# [Dataset]
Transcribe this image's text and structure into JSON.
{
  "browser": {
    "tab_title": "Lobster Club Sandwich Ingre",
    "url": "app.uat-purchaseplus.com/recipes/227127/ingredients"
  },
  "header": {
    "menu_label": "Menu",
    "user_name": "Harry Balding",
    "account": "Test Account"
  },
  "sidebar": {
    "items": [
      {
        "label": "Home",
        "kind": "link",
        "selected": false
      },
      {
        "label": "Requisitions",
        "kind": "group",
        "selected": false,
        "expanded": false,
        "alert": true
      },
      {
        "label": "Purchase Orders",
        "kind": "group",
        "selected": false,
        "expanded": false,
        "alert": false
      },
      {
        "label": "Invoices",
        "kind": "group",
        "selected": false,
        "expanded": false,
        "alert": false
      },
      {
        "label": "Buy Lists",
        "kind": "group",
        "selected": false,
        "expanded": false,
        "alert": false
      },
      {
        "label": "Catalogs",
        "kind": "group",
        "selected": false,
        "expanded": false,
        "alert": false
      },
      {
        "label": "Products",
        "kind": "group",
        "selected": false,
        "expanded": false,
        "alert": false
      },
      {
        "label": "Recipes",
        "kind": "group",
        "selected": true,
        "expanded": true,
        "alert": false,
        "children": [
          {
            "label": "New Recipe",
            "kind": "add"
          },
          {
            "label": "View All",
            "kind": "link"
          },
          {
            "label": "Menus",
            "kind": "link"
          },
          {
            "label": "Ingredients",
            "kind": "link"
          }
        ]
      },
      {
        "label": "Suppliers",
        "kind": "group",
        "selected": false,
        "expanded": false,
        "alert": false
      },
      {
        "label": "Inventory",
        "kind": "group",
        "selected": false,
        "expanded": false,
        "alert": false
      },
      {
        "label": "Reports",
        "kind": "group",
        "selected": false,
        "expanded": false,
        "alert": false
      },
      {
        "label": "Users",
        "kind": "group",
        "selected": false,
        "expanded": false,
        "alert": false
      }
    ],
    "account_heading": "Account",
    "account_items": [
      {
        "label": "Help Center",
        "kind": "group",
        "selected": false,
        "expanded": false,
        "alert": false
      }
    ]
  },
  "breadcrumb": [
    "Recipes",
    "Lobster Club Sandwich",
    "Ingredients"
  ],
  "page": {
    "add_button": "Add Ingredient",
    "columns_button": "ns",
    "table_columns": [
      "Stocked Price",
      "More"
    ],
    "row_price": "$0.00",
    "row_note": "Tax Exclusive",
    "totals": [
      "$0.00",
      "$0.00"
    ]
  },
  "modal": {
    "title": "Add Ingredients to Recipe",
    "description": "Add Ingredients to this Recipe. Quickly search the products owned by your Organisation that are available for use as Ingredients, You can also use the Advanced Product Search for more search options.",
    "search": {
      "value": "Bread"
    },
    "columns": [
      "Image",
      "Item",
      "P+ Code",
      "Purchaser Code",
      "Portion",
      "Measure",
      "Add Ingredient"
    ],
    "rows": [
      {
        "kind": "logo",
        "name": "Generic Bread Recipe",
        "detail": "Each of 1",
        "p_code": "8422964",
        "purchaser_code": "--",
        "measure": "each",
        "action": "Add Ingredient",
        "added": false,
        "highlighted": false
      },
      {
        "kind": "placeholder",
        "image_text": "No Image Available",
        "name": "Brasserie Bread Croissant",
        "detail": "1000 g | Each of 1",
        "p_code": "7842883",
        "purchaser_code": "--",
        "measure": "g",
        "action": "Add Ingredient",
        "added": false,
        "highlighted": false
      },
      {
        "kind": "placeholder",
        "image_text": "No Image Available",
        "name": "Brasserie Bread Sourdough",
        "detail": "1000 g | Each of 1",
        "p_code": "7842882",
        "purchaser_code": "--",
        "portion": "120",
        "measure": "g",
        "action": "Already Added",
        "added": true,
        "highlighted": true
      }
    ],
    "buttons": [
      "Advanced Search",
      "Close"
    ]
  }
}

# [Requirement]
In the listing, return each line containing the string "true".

# [Task result]
        "alert": true
        "selected": true,
        "expanded": true,
        "added": true,
        "highlighted": true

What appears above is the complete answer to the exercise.